#### [Task directions]
What is the number of lines in the data below that contain "title"? Reply with the number only.

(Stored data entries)
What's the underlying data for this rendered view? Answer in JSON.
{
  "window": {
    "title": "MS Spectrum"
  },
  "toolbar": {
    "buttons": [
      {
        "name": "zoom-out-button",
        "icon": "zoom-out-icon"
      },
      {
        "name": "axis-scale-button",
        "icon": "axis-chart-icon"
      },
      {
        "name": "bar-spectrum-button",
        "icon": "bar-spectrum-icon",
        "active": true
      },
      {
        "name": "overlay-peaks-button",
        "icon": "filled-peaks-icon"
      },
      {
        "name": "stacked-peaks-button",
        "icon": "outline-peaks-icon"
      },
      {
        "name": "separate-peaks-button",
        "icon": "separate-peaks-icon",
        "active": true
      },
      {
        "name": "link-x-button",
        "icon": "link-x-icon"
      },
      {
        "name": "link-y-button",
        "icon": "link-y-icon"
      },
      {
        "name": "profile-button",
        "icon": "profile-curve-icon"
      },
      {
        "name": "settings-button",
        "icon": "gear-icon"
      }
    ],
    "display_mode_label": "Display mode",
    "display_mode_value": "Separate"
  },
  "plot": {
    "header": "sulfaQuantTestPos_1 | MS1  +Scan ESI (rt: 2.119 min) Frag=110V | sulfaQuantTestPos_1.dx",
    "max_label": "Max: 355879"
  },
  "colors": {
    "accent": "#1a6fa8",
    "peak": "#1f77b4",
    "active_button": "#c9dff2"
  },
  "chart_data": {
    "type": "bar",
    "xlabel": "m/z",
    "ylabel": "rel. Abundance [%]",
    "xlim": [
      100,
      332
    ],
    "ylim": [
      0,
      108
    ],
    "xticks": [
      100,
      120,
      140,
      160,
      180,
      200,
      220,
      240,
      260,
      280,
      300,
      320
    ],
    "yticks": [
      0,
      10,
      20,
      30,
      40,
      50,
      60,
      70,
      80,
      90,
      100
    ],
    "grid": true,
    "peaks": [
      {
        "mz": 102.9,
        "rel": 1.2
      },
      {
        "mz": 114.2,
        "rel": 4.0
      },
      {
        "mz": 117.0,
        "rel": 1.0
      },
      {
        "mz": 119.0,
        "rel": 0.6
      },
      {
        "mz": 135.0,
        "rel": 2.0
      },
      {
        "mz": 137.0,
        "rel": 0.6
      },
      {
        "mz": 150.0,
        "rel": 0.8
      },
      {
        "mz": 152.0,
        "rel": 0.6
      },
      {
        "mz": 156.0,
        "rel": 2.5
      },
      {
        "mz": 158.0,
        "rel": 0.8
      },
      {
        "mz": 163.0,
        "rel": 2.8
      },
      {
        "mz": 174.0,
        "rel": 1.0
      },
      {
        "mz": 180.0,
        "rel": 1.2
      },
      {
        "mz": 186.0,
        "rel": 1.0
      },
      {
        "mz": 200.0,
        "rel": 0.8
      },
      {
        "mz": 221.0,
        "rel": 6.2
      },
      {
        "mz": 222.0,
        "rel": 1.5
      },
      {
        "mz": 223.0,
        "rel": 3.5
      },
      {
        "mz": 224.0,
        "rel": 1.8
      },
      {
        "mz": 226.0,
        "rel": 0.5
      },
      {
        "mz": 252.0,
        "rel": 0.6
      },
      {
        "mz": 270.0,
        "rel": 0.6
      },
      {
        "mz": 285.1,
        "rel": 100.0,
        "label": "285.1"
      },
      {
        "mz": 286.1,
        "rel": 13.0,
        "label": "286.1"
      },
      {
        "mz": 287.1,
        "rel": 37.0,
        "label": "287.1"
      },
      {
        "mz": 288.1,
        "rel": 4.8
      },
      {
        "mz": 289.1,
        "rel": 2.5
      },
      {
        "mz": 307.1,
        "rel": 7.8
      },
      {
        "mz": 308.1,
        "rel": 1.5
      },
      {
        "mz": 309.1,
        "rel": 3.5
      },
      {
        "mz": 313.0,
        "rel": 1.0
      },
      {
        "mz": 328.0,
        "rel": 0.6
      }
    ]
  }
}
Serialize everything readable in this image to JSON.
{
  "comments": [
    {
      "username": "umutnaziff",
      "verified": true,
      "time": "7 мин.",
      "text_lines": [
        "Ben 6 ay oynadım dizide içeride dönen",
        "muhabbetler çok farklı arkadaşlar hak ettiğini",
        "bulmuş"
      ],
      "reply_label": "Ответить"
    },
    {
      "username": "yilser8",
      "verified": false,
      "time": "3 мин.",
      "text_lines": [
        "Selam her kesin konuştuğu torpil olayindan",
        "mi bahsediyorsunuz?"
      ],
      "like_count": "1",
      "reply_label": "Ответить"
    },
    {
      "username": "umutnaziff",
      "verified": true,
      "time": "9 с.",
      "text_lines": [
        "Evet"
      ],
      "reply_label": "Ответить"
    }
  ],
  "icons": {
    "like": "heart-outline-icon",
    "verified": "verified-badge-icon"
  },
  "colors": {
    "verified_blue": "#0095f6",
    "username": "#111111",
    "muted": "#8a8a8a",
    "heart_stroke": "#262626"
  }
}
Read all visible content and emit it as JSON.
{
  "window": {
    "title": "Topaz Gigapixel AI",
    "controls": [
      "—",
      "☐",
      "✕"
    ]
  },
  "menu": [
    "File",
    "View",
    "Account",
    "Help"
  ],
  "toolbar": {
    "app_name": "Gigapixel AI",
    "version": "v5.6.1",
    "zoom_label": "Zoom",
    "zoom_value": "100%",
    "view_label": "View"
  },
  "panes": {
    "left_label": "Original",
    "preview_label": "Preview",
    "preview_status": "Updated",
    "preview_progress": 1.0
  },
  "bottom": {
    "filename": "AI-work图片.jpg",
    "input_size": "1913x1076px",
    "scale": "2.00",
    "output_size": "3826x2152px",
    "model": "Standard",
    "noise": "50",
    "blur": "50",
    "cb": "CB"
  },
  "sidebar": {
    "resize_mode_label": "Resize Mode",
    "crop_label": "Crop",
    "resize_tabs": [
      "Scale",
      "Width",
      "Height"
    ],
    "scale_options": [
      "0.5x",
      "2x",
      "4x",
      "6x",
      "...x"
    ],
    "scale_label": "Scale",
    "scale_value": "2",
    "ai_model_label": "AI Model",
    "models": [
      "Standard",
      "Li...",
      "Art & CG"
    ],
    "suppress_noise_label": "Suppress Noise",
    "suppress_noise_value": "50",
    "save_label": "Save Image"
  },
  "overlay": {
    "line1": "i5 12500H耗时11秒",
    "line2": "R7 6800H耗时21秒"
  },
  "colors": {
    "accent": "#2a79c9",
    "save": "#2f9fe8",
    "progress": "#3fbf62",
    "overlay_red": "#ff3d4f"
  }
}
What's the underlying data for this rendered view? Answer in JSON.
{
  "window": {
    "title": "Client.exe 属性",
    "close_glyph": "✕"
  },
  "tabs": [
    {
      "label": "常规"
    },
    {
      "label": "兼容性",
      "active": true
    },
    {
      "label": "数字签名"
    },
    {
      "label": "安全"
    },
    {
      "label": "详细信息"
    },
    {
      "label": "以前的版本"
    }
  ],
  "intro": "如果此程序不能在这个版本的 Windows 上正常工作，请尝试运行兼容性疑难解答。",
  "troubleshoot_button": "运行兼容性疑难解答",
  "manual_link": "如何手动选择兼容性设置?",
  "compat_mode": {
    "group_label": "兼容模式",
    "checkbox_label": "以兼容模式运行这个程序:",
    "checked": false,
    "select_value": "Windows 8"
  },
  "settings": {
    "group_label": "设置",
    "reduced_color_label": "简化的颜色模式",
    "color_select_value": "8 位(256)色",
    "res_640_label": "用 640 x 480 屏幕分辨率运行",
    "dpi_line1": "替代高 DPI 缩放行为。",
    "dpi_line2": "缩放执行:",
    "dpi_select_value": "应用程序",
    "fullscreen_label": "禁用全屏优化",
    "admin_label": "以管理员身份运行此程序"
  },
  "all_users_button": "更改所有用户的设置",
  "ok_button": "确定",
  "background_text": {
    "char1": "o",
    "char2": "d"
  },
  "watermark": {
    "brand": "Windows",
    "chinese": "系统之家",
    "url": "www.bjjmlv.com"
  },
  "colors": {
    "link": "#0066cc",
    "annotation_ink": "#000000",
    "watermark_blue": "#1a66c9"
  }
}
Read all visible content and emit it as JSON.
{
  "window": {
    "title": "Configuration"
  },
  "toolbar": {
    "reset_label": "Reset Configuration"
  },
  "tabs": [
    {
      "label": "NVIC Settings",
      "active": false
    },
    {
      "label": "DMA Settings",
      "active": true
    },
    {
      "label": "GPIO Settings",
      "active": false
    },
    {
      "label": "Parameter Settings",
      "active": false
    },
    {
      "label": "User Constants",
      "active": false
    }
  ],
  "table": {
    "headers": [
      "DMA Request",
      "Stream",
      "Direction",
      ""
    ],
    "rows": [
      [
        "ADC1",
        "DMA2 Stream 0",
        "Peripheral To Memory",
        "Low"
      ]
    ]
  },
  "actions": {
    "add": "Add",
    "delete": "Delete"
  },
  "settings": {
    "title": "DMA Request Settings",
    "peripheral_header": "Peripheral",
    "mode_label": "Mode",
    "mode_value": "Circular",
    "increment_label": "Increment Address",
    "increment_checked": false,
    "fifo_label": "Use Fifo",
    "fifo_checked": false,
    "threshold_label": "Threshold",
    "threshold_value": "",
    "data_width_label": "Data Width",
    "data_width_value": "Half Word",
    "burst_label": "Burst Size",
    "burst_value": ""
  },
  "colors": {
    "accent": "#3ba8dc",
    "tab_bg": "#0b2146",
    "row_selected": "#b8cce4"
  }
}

#### [Finished task]
5